_INSTRUCTIONS TO FOLLOW_
Everything in the records should be repeated exactly.
· · · · · · ·
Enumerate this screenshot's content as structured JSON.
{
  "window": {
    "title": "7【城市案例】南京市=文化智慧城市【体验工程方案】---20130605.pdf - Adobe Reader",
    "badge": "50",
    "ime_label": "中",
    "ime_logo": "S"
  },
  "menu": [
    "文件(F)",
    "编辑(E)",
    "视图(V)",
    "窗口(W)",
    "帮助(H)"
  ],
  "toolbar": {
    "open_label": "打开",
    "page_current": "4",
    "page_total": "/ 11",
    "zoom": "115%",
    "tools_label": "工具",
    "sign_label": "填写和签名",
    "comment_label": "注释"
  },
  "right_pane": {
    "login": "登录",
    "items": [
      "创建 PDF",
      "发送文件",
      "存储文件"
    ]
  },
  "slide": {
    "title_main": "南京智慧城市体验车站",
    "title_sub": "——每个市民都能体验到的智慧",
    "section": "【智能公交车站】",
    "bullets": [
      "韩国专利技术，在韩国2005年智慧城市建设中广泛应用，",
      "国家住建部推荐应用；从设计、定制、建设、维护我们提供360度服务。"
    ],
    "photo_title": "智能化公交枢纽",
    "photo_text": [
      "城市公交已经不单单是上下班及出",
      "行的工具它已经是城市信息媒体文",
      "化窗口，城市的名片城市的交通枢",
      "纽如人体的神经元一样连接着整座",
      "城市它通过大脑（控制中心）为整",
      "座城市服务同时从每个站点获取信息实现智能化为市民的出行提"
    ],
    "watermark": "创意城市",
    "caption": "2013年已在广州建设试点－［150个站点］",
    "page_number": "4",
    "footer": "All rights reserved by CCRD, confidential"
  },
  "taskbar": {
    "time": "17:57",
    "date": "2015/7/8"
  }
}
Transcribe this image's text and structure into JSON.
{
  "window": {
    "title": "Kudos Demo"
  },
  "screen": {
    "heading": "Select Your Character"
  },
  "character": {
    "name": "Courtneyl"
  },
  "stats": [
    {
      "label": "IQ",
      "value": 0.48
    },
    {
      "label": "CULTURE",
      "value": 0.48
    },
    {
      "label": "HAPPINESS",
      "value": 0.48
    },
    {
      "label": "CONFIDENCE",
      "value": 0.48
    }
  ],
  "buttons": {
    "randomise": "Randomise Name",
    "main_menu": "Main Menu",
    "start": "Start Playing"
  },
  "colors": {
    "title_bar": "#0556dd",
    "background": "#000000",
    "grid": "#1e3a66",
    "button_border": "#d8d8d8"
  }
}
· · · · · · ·
_FINAL ANSWER_
Enumerate this screenshot's content as structured JSON.
{
  "window": {
    "title": "7【城市案例】南京市=文化智慧城市【体验工程方案】---20130605.pdf - Adobe Reader",
    "badge": "50",
    "ime_label": "中",
    "ime_logo": "S"
  },
  "menu": [
    "文件(F)",
    "编辑(E)",
    "视图(V)",
    "窗口(W)",
    "帮助(H)"
  ],
  "toolbar": {
    "open_label": "打开",
    "page_current": "4",
    "page_total": "/ 11",
    "zoom": "115%",
    "tools_label": "工具",
    "sign_label": "填写和签名",
    "comment_label": "注释"
  },
  "right_pane": {
    "login": "登录",
    "items": [
      "创建 PDF",
      "发送文件",
      "存储文件"
    ]
  },
  "slide": {
    "title_main": "南京智慧城市体验车站",
    "title_sub": "——每个市民都能体验到的智慧",
    "section": "【智能公交车站】",
    "bullets": [
      "韩国专利技术，在韩国2005年智慧城市建设中广泛应用，",
      "国家住建部推荐应用；从设计、定制、建设、维护我们提供360度服务。"
    ],
    "photo_title": "智能化公交枢纽",
    "photo_text": [
      "城市公交已经不单单是上下班及出",
      "行的工具它已经是城市信息媒体文",
      "化窗口，城市的名片城市的交通枢",
      "纽如人体的神经元一样连接着整座",
      "城市它通过大脑（控制中心）为整",
      "座城市服务同时从每个站点获取信息实现智能化为市民的出行提"
    ],
    "watermark": "创意城市",
    "caption": "2013年已在广州建设试点－［150个站点］",
    "page_number": "4",
    "footer": "All rights reserved by CCRD, confidential"
  },
  "taskbar": {
    "time": "17:57",
    "date": "2015/7/8"
  }
}
Transcribe this image's text and structure into JSON.
{
  "window": {
    "title": "Kudos Demo"
  },
  "screen": {
    "heading": "Select Your Character"
  },
  "character": {
    "name": "Courtneyl"
  },
  "stats": [
    {
      "label": "IQ",
      "value": 0.48
    },
    {
      "label": "CULTURE",
      "value": 0.48
    },
    {
      "label": "HAPPINESS",
      "value": 0.48
    },
    {
      "label": "CONFIDENCE",
      "value": 0.48
    }
  ],
  "buttons": {
    "randomise": "Randomise Name",
    "main_menu": "Main Menu",
    "start": "Start Playing"
  },
  "colors": {
    "title_bar": "#0556dd",
    "background": "#000000",
    "grid": "#1e3a66",
    "button_border": "#d8d8d8"
  }
}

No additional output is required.